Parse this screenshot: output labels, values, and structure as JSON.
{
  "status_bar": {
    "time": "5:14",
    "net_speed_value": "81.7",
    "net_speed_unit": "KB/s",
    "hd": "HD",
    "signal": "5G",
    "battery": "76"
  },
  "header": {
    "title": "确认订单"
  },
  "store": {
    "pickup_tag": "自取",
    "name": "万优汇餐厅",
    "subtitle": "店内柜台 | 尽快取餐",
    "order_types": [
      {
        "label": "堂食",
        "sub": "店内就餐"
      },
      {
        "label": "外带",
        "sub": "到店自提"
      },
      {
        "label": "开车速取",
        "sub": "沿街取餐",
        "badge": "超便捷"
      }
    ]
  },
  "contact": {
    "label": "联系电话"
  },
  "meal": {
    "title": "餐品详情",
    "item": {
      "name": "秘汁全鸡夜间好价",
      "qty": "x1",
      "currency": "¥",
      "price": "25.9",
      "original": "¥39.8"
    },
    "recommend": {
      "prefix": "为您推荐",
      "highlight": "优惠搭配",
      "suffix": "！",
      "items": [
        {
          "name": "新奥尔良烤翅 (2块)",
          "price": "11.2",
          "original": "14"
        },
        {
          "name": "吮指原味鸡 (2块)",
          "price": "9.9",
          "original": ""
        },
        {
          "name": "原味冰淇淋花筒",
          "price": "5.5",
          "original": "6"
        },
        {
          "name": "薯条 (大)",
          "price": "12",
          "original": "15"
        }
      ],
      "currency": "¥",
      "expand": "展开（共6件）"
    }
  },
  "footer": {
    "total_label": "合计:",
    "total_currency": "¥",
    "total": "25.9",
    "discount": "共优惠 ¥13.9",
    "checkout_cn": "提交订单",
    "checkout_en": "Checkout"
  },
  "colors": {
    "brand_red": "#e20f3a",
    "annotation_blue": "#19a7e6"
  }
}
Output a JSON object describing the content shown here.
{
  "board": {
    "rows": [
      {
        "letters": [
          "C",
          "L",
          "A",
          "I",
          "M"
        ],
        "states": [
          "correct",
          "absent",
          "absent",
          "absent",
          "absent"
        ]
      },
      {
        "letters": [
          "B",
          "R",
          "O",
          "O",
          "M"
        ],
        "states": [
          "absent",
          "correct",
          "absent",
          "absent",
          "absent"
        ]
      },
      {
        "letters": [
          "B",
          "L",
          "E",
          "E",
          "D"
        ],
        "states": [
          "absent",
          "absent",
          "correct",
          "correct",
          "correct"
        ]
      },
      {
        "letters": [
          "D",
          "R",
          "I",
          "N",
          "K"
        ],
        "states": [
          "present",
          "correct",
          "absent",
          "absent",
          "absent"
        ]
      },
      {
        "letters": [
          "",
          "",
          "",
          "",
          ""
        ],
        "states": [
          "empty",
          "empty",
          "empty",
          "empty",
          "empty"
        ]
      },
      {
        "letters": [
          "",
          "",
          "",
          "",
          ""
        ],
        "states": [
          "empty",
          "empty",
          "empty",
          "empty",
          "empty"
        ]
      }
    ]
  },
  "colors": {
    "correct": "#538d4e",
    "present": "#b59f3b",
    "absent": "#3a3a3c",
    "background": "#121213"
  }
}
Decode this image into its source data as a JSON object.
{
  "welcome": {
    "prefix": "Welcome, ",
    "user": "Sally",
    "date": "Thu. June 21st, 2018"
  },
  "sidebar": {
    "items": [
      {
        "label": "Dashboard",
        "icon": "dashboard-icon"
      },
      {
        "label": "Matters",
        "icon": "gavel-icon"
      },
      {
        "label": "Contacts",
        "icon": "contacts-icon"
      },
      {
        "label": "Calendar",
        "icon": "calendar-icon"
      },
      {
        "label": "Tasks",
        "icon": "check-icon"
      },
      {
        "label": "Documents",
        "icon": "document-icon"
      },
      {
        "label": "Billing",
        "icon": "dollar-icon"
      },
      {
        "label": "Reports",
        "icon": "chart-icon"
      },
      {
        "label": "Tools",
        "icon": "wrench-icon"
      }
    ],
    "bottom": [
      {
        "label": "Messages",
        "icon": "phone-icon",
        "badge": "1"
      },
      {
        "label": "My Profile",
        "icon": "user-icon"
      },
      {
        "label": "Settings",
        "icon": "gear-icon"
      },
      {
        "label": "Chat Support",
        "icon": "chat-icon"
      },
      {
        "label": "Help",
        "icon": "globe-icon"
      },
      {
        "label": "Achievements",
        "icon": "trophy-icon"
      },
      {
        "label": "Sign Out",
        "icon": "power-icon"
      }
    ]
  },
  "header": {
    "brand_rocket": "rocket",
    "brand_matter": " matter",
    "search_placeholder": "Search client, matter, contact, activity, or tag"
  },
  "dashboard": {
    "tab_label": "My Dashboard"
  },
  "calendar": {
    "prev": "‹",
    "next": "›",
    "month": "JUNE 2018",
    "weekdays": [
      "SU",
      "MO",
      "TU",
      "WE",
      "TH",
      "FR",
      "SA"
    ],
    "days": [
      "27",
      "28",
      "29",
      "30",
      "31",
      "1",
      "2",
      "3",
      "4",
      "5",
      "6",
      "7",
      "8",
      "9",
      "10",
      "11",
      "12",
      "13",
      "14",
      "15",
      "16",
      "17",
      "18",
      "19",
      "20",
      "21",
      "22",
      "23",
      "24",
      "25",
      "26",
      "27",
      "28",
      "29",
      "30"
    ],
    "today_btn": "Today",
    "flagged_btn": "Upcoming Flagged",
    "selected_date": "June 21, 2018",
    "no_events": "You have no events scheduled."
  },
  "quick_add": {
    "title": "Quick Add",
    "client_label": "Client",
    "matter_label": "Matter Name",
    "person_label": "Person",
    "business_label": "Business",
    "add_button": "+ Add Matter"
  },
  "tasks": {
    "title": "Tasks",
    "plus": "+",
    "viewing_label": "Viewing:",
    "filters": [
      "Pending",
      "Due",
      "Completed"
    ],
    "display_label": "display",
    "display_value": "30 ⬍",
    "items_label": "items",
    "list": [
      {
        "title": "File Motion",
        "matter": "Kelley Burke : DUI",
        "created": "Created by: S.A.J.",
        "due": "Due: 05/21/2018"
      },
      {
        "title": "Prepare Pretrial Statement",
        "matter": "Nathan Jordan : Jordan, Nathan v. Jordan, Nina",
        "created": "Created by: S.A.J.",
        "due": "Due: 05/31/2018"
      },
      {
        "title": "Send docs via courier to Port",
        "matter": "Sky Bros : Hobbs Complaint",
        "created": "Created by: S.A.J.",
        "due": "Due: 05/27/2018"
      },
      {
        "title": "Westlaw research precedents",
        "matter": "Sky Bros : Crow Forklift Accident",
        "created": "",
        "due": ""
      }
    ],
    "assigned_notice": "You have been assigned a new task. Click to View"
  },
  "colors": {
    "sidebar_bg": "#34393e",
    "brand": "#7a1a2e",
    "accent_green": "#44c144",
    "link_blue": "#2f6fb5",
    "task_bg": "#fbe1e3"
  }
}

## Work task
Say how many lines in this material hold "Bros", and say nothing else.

## Task response
2